### Exercise aim:
Exact reproduction of the listing is required. Pictures are not reproduced.

### Information:
= Beginning of Section =

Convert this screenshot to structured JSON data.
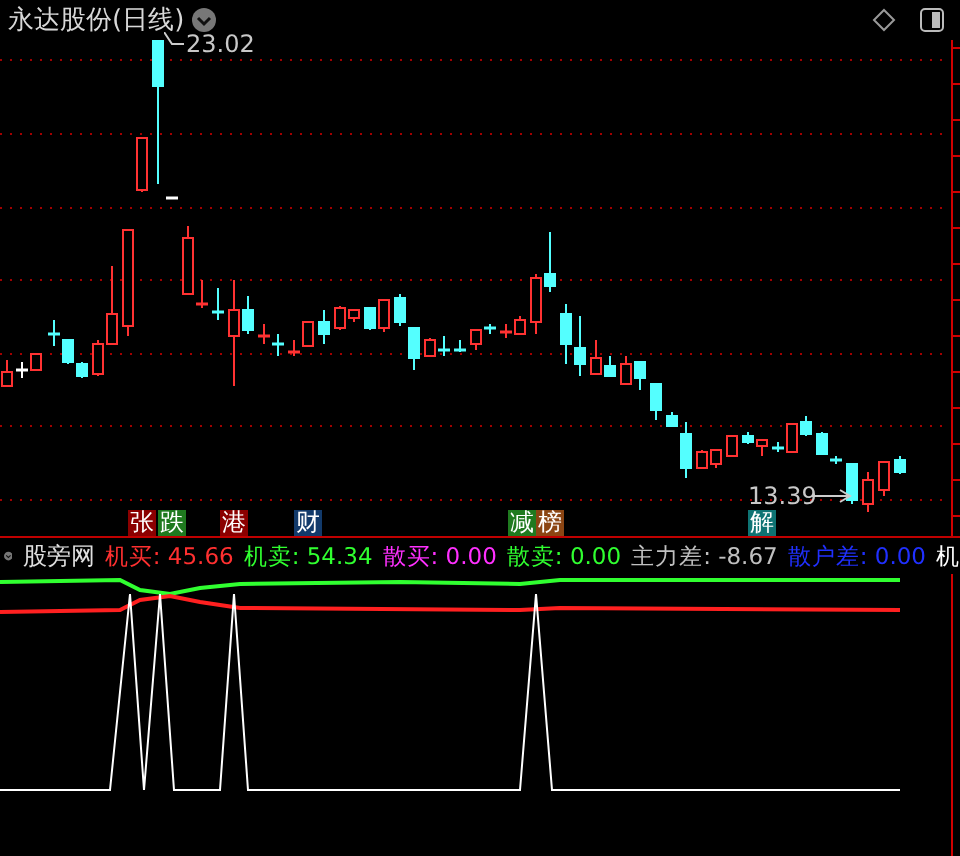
{
  "window": {
    "title": "永达股份(日线)"
  },
  "price_labels": {
    "high": "23.02",
    "low": "13.39"
  },
  "event_tags": [
    {
      "text": "张",
      "color": "#8b0000"
    },
    {
      "text": "跌",
      "color": "#1f7a1f"
    },
    {
      "text": "港",
      "color": "#8b0000"
    },
    {
      "text": "财",
      "color": "#123a6b"
    },
    {
      "text": "减",
      "color": "#1f7a1f"
    },
    {
      "text": "榜",
      "color": "#8b4513"
    },
    {
      "text": "解",
      "color": "#0e7373"
    }
  ],
  "indicator": {
    "name": "股旁网",
    "values": [
      {
        "text": "机买: 45.66",
        "color": "#ff3030"
      },
      {
        "text": "机卖: 54.34",
        "color": "#30ff30"
      },
      {
        "text": "散买: 0.00",
        "color": "#ff30ff"
      },
      {
        "text": "散卖: 0.00",
        "color": "#30ff30"
      },
      {
        "text": "主力差: -8.67",
        "color": "#c0c0c0"
      },
      {
        "text": "散户差: 0.00",
        "color": "#2030ff"
      },
      {
        "text": "机",
        "color": "#ffffff"
      }
    ]
  }
}
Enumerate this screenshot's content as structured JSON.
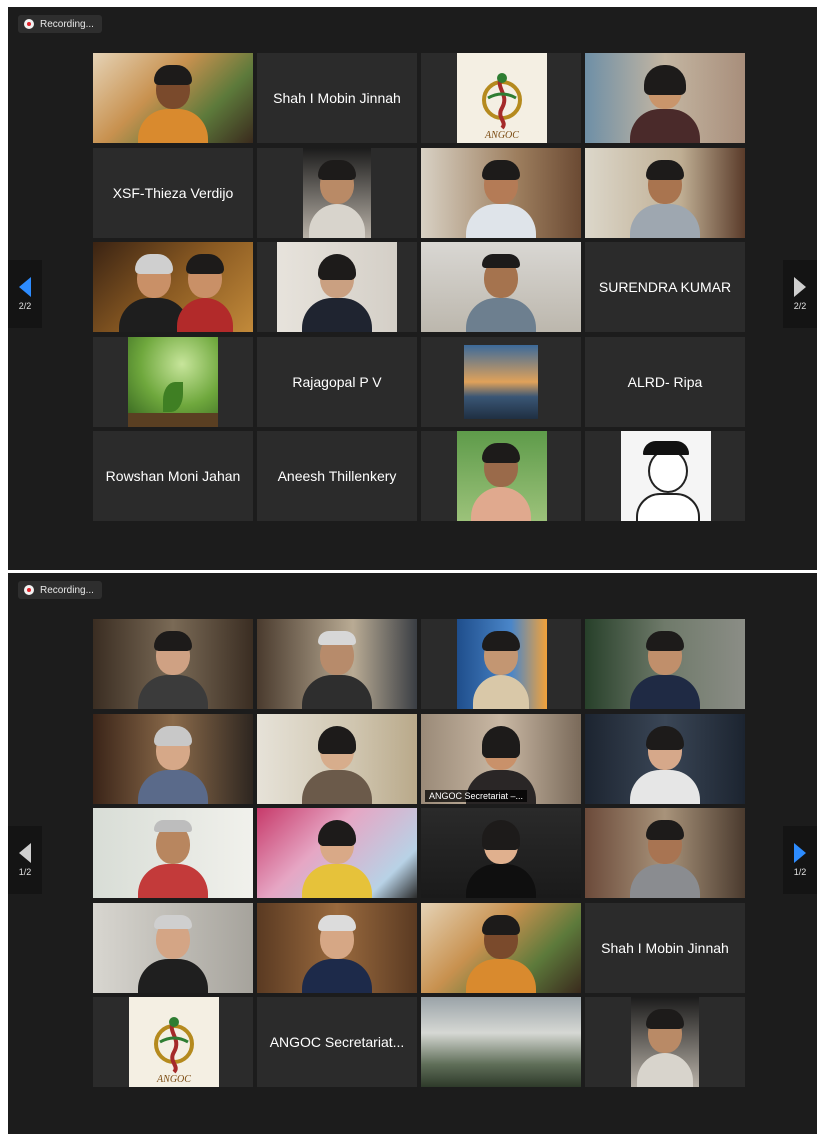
{
  "colors": {
    "accent": "#2d8cff",
    "active_speaker": "#d6df3a",
    "recording_dot": "#e0242c",
    "background": "#1c1c1c",
    "tile": "#2b2b2b"
  },
  "page1": {
    "recording_label": "Recording...",
    "nav_left_page": "2/2",
    "nav_right_page": "2/2",
    "names": {
      "shah_mobin_jinnah": "Shah I Mobin Jinnah",
      "xsf_thieza": "XSF-Thieza Verdijo",
      "surendra_kumar": "SURENDRA KUMAR",
      "rajagopal": "Rajagopal P V",
      "alrd_ripa": "ALRD- Ripa",
      "rowshan": "Rowshan Moni Jahan",
      "aneesh": "Aneesh Thillenkery"
    },
    "angoc_logo_text": "ANGOC"
  },
  "page2": {
    "recording_label": "Recording...",
    "nav_left_page": "1/2",
    "nav_right_page": "1/2",
    "active_speaker_label": "ANGOC Secretariat –...",
    "names": {
      "shah_mobin_jinnah": "Shah I Mobin Jinnah",
      "angoc_secretariat": "ANGOC Secretariat..."
    },
    "angoc_logo_text": "ANGOC"
  }
}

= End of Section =

### Expected output:
Convert this screenshot to structured JSON data.
{
  "window": {
    "title": "永达股份(日线)"
  },
  "price_labels": {
    "high": "23.02",
    "low": "13.39"
  },
  "event_tags": [
    {
      "text": "张",
      "color": "#8b0000"
    },
    {
      "text": "跌",
      "color": "#1f7a1f"
    },
    {
      "text": "港",
      "color": "#8b0000"
    },
    {
      "text": "财",
      "color": "#123a6b"
    },
    {
      "text": "减",
      "color": "#1f7a1f"
    },
    {
      "text": "榜",
      "color": "#8b4513"
    },
    {
      "text": "解",
      "color": "#0e7373"
    }
  ],
  "indicator": {
    "name": "股旁网",
    "values": [
      {
        "text": "机买: 45.66",
        "color": "#ff3030"
      },
      {
        "text": "机卖: 54.34",
        "color": "#30ff30"
      },
      {
        "text": "散买: 0.00",
        "color": "#ff30ff"
      },
      {
        "text": "散卖: 0.00",
        "color": "#30ff30"
      },
      {
        "text": "主力差: -8.67",
        "color": "#c0c0c0"
      },
      {
        "text": "散户差: 0.00",
        "color": "#2030ff"
      },
      {
        "text": "机",
        "color": "#ffffff"
      }
    ]
  }
}
Enumerate this screenshot's content as structured JSON.
{
  "colors": {
    "accent": "#2d8cff",
    "active_speaker": "#d6df3a",
    "recording_dot": "#e0242c",
    "background": "#1c1c1c",
    "tile": "#2b2b2b"
  },
  "page1": {
    "recording_label": "Recording...",
    "nav_left_page": "2/2",
    "nav_right_page": "2/2",
    "names": {
      "shah_mobin_jinnah": "Shah I Mobin Jinnah",
      "xsf_thieza": "XSF-Thieza Verdijo",
      "surendra_kumar": "SURENDRA KUMAR",
      "rajagopal": "Rajagopal P V",
      "alrd_ripa": "ALRD- Ripa",
      "rowshan": "Rowshan Moni Jahan",
      "aneesh": "Aneesh Thillenkery"
    },
    "angoc_logo_text": "ANGOC"
  },
  "page2": {
    "recording_label": "Recording...",
    "nav_left_page": "1/2",
    "nav_right_page": "1/2",
    "active_speaker_label": "ANGOC Secretariat –...",
    "names": {
      "shah_mobin_jinnah": "Shah I Mobin Jinnah",
      "angoc_secretariat": "ANGOC Secretariat..."
    },
    "angoc_logo_text": "ANGOC"
  }
}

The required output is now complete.